I just watched a DVD about the Venice Learning Garden, which demonstrates the numerous possibilities of a community or school garden better than I imagined possible. The beauty of the garden is what struck me first. The people who care so much about teaching the Venice high school students about plants and the natural world also makes a strong impact. My visceral reaction took me away from the computer screen to imagining the place where I have been taking classes for the last three Sundays. Last week we separated plants, artichokes, day lily, rhubarb, bamboo, and succulents. We gave plants “the opportunity” to multiply and flourish. They will find a new home. Truly, Michael Pollan’s idea in Botany of Desire hits the mark when he says that the plants are domesticating us, training us to assist them in their desire to spread their seed. I, for one, am happy to do their bidding.
We all need to get out there into the garden, dig in the soil, plant tiny seeds, and patiently watch them grow. Through doing so, we will enrich our lives, and open up to the experiences that build courage and meaning.

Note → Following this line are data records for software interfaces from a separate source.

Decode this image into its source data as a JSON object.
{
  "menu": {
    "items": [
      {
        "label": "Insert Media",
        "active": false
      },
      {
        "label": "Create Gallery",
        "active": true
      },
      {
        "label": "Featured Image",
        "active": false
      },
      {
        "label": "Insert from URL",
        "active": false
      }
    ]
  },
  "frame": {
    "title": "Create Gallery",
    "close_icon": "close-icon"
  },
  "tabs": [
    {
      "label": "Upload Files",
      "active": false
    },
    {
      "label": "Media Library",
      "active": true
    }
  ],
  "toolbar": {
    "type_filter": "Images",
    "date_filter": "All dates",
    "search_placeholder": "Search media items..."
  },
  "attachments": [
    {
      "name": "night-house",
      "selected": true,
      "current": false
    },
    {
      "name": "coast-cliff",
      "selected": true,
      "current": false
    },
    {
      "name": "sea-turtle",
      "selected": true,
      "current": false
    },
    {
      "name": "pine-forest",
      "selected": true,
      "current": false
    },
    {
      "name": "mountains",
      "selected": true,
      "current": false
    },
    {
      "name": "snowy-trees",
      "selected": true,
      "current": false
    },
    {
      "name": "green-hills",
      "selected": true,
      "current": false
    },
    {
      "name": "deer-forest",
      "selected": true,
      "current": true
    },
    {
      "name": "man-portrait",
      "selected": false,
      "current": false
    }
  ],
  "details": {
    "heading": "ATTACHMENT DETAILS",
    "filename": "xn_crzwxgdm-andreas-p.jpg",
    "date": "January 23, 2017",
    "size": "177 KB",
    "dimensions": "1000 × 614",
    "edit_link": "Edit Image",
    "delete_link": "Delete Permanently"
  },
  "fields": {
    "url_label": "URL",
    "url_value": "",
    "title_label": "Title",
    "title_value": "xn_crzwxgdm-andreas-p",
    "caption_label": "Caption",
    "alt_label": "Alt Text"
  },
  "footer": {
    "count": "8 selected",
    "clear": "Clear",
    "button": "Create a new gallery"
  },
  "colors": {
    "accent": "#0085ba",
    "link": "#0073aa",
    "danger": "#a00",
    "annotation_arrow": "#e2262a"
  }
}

The virtual world of the computer and cell phone and ebook cannot do this for us. For more about the Venice Learning Garden: http://www.thelearninggarden.org/virtualtour.html